The game also features spotting, which is when you see an enemy you are able to alert the rest of your team to the enemy’s location. This is of prime importance because positioning is key to the game. They team that most effectively holds a main attack front while flanking will likely be the team that wins the match.
The multiplayer mode also attempts to deal with the ever green FPS problem of spawn killing. Battlefield allows you to choose where you spawn, including on top of your squad mates. This comes in super handy when one of your squad mates is capping a point and you can just teleport in to assist. An added bonus to the squad feature, at least for me, is that it limits the exposure to the amount of inane chatter you are exposed to by foul mouthed 12-year-old boys. That being said, the controls and gameplay are a bit slower as this is more of a tactical, thinking-man’s shooter. The basic axiom is if you see someone first you will probably kill them and the other way around. Aiming is pretty easy and with splash damage from vehicles and no weapon sway while aiming, it is not hard to have a really high accuracy. All in all the gameplay in all aspects is solid and enjoyable.
Holy shit balls the environments in this game are amazing! There, I am just gonna’ go out there and say it. No point beating around the bush. From crazy snowy locations, deserts with abandoned tanker ships, crazy castles to South American jungle and city sprawl. As mentioned before since stuff blows up and apart the building design and layout really play an integral part of the gameplay and blowing holes in things always feels organic and looks spectacular. The light effects and dust are 90% of the time amazing and really add to the atmosphere. Sometimes however they got in the way of the gameplay. It’s no fun getting shot randomly by a thick white haze. You face about the same nine enemies, but more often than not they are hazy figures in the distance so the lack of variety didn’t bother me too much. The main characters are well rendered but the lip sync leaves a little bit to be desired.
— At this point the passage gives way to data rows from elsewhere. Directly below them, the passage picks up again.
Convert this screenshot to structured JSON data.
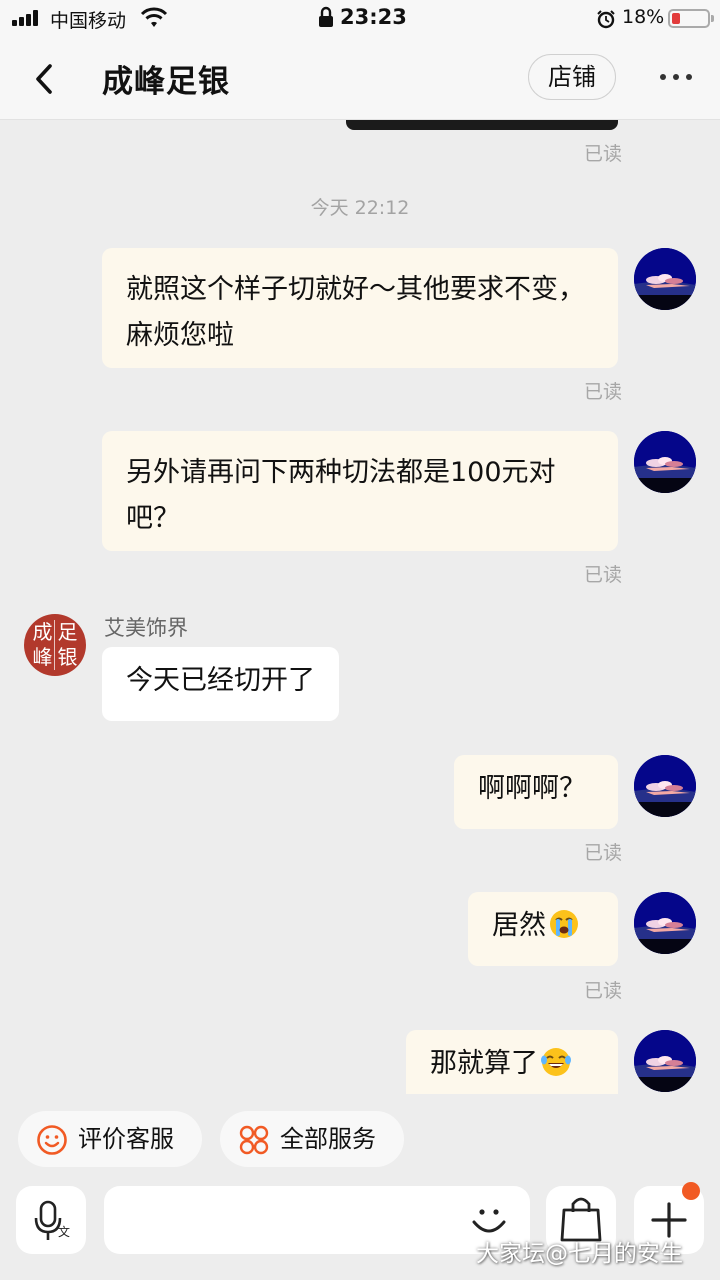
{
  "status_bar": {
    "carrier": "中国移动",
    "time": "23:23",
    "battery": "18%"
  },
  "header": {
    "title": "成峰足银",
    "store_label": "店铺"
  },
  "chat": {
    "read_label": "已读",
    "time_separator": "今天 22:12",
    "shop_sender": "艾美饰界",
    "shop_avatar_chars": [
      "成",
      "足",
      "峰",
      "银"
    ],
    "messages": [
      {
        "from": "me",
        "text": "就照这个样子切就好～其他要求不变，麻烦您啦"
      },
      {
        "from": "me",
        "text": "另外请再问下两种切法都是100元对吧？"
      },
      {
        "from": "shop",
        "text": "今天已经切开了"
      },
      {
        "from": "me",
        "text": "啊啊啊？"
      },
      {
        "from": "me",
        "text": "居然",
        "emoji": "crying-face"
      },
      {
        "from": "me",
        "text": "那就算了",
        "emoji": "tears-of-joy-face"
      }
    ]
  },
  "quick_actions": [
    {
      "label": "评价客服",
      "icon": "smiley-icon"
    },
    {
      "label": "全部服务",
      "icon": "services-grid-icon"
    }
  ],
  "watermark": "大家坛@七月的安生",
  "colors": {
    "accent": "#f15a24",
    "my_bubble": "#fdf8ec",
    "shop_bubble": "#ffffff",
    "avatar_blue": "#05068a",
    "shop_red": "#b2392c"
  }
}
Yeah it’s cliche but the Saving Private Ryan explosion and then silence with full sound gradually returning is used very effectively here. Chatter from the enemies lets you know when you are getting close to ambushes and the weapons all have unique sounds that add to their individual feel. The music is well orchestrated and escalates nicely with the action on screen. All in all the sound is well designed.
Removing aiming sway does a lot to bump up accuracy and this is evident in both multi and single player. The movement and play style is a lot less frenetic than other FPS’s and so the controls show that. While not broken by any stretch of the imagination, I still feel like the controls could be tightened up a bit more, especially when it comes to the melee animation and execution.
Bad Company 2 has been great company for me. The single player was a fun ride through amazing landscapes. The multiplayer will keep you entertained for a very long time to come. Or at least, until the Halo Reach beta. Either way, Bad Company: highly recommended.